Your objective
Across these entries, report how many lines include the string "Calamity", with nothing but the number.
┄┄┄┄┄┄┄┄┄┄┄┄┄┄┄┄┄┄┄┄
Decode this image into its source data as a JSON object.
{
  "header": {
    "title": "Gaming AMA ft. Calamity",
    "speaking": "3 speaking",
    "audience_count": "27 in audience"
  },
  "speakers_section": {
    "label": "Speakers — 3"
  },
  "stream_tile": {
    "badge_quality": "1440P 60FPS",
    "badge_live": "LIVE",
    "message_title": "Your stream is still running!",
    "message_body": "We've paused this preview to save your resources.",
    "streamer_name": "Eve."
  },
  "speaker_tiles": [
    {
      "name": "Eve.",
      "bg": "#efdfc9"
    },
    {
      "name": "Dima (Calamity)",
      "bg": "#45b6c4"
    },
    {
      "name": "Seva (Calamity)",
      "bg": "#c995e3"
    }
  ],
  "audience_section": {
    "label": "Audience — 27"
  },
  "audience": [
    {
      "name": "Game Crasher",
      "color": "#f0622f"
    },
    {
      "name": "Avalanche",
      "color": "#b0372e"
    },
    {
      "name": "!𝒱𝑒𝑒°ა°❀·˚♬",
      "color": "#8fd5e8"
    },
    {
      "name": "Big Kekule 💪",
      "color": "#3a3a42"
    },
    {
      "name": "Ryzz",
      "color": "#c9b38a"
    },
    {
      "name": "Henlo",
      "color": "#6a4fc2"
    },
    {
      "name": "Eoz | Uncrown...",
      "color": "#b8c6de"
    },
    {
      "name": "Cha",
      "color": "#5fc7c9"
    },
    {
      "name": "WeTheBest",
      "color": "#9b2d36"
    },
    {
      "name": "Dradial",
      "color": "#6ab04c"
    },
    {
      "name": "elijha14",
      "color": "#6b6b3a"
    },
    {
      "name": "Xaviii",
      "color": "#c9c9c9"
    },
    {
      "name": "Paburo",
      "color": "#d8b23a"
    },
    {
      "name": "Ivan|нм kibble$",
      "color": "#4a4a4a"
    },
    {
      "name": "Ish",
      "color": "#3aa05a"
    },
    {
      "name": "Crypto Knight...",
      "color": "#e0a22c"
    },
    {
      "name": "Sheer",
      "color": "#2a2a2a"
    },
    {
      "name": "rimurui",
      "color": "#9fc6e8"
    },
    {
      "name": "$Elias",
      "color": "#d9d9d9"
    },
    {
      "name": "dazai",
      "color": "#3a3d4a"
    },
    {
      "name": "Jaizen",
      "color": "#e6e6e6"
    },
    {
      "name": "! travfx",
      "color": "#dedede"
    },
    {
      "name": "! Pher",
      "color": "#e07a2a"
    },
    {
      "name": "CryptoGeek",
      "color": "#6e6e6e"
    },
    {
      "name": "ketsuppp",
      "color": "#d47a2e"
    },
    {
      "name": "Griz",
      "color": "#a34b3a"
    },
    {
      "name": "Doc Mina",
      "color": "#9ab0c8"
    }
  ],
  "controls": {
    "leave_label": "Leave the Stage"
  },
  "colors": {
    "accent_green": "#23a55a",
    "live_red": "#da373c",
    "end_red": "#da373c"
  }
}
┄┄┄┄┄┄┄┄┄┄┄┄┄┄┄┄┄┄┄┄
Result of this task
3